  • building new or repairing existing recreation trails;
  • improving access to subsistence areas or improving subsistence resources;
  • restoring wildlife and salmon habitat; and
  • restoring recreation cabins.

Examples of projects that the Alaska Forest Fund has supported include:

Iditarod National Historic Trail

This project involves restoration of approximately 100 miles of this historic trail between Seward and Girdwood. Alaska Geographic, Alaska Trails and Student Conservation Association have provided youth crews and volunteers to restore existing trails and to build new connections. Funding was provided by ConocoPhillips Alaska, REI Coop Anchorage and matched through the Alaska Forest Fund. Read more about the project here.

Angoon Youth Conservation Corps

Alaska Native youth from the village of Angoon conducted conservation and restoration work on the Tongass National Forest to improve recreation areas, document cultural sites and remove marine debris. The NFF supported the Chatham School District and funding was provided by the Edgerton Foundation, REI Coop, the Hecla Charitable Foundation, and matched through the Alaska Forest Fund. Read more about this program here.

Shelikof Creek Restoration

This project improved coho salmon and steelhead habitat on Kruzof Island on the Tongass National Forest in partnership with the Sitka Conservation Society and The Nature Conservancy. Funding was provided by the Gordon and Betty Moore Charitable Trust and matched through the Alaska Forest Fund. See a video about the project below.

Restoration in Shelikof from Sitka Conservation Society on Vimeo.

Trail Restoration and Subsistence Access

Restoration of the Wukuklook Beach Boardwalk on Chichagof Island on the Hoonah Ranger District and restoration of the Ibeck Creek Subsistence Angler Access Trail on the Cordova Ranger District. Non-federal funding was provided by the Rasmuson Foundation, and matched through the Alaska Forest Fund.

Supporting Partners:
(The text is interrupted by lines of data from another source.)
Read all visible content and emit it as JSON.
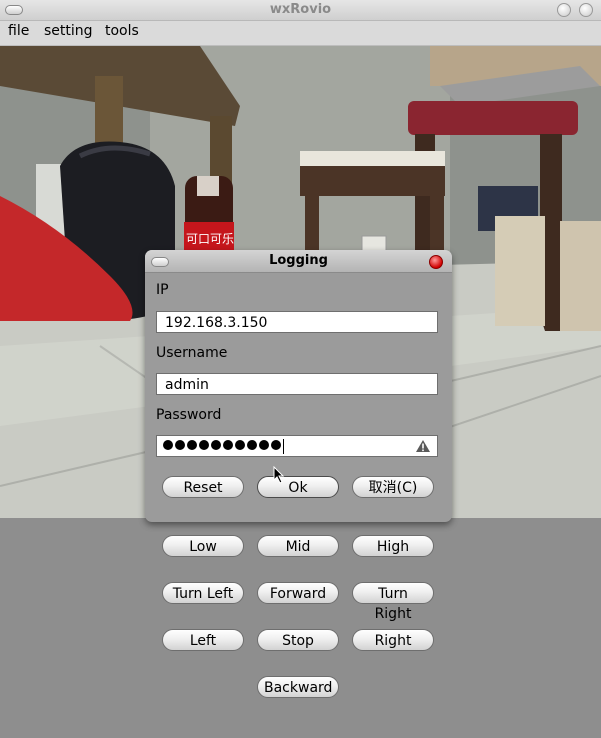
{
  "window": {
    "title": "wxRovio"
  },
  "menu": [
    "file",
    "setting",
    "tools"
  ],
  "dialog": {
    "title": "Logging",
    "ip_label": "IP",
    "ip_value": "192.168.3.150",
    "username_label": "Username",
    "username_value": "admin",
    "password_label": "Password",
    "password_dot_count": 10,
    "reset_label": "Reset",
    "ok_label": "Ok",
    "cancel_label": "取消(C)"
  },
  "controls": {
    "speed": [
      "Low",
      "Mid",
      "High"
    ],
    "turn": [
      "Turn Left",
      "Forward",
      "Turn Right"
    ],
    "move": [
      "Left",
      "Stop",
      "Right"
    ],
    "back": "Backward"
  },
  "camera_scene": {
    "bottle_label": "可口可乐"
  },
  "colors": {
    "dialog_bg": "#9b9b9b",
    "panel_bg": "#8e8e8e",
    "close_red": "#d10000"
  }
}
    For more information on the Alaska Forest Fund contact Patrick Shannon, Pacific Northwest Director,, 503-407-2898 or Dayle Wallien, Conservation Partnerships Director, 206-832-8280,